Harnessing the sun to save life on Earth
By ARMANDO J. OLIVERA and ERIC DRAPER
A little more than 40 years ago, on Christmas Eve 1968, the crew of Apollo 8 was completing a lunar orbit when a remarkable sight appeared in the window of the command module. It was the Earth, 240,000 miles away, rising above the horizon like a blue-white marble. Little did they know it at the time, but Frank Borman, Jim Lovell and Bill Anders would fundamentally change how we think about our planet.
The image they captured that day, called "Earthrise," made us realize more powerfully than ever before that this is the only home we have. In a word, they gave us perspective. And perspective is what’s badly needed in our energy and environmental policy these days. The political process easily succumbs to the tyranny of the urgent.
But it is the longer-term issues, such as climate change and preserving our natural heritage, that will determine the quality of life for our children and grandchildren. Whether it’s passing legislation in Tallahassee to expand renewable energy in Florida, or enacting a cap-and-trade bill in Washington to put a price on carbon, we need policymakers with the vision to see how their actions shape our world.
Our hope is that the Florida Legislature and U.S. Congress will understand that climate change is the defining issue of our time and pursue policies that pave the way for more emissions-free power.

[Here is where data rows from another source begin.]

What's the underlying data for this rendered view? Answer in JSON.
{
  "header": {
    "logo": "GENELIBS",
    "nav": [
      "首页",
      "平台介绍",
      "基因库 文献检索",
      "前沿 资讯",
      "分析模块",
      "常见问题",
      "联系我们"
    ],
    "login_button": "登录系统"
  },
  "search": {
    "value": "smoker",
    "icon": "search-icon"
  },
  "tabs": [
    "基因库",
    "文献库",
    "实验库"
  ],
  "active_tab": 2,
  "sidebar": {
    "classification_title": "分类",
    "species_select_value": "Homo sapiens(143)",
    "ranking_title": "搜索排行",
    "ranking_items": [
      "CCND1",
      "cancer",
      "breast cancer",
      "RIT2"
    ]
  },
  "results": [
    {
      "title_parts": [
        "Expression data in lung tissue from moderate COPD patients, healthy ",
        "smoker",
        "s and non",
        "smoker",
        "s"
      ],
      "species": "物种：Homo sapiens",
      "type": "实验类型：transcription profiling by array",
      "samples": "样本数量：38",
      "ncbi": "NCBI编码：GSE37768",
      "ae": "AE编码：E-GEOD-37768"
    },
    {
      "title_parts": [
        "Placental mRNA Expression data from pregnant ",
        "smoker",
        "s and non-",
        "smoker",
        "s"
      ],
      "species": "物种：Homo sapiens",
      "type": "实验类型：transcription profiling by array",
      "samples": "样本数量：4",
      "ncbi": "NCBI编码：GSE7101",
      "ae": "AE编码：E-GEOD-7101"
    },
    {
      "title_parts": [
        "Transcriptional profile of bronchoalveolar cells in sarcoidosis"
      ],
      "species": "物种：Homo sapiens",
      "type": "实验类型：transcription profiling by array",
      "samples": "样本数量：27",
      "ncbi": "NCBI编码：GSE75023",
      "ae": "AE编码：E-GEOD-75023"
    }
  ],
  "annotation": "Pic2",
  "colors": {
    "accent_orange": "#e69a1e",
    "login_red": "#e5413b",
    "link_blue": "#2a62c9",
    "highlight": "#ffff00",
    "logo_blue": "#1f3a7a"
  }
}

The Space Coast Next Generation Solar Energy Center, which we celebrated at a groundbreaking ceremony last week at NASA’s Kennedy Space Center, is a great example of what our energy future must look like. This project will bring 10 megawatts of emissions-free solar power to Florida, enough to meet the electricity needs of 1,100 homes. It will reduce carbon dioxide emissions by hundreds of thousands of tons. It will use no water and produce no waste. And combined with the other solar plants that Florida Power & Light is building in the state, it will make Florida No. 2 in the nation for solar power.
Nor should we ignore the significant economic benefits that clean energy will bring. The solar projects that FPL alone is building will create nearly 1,500 good-paying construction jobs during this economic downturn. And as Florida achieves critical mass in the number of solar projects it builds, we’ll be able to attract research and development and solar manufacturers to the state as well.
But we must emphasize: Only with continued strong public policy support will this vision become a reality. Otherwise the clean-energy economy that so many wish to build will find a home in Texas, or Arizona, or some other state.
The time has also come to get serious about Florida’s energy security. Florida is dependent on fossil fuels for more than 80 percent of its electricity needs. One of the only ways to bring that number down is with a dramatic expansion of renewable energy. Simply put, we need more solar power to reduce our dependence on fossil fuels. The Space Coast Next Generation Solar Energy Center alone will reduce annual fossil fuel use by more than 100,000 barrels of oil and billions of cubic feet of natural gas. And solar plants never suffer from price volatility — the fuel is always 100 percent free.
From space, it’s easy to see our planet as it really is — a fragile ecosystem with human beings as the only stewards able to preserve it for all inhabitants. Here on Earth, in our fight to combat the worst potential effects of climate change, it is imperative that we capture more of the sunlight that illuminated that first Earthrise.
Olivera is president and CEO of Florida Power & Light Co. Draper is policy director for Audubon of Florida.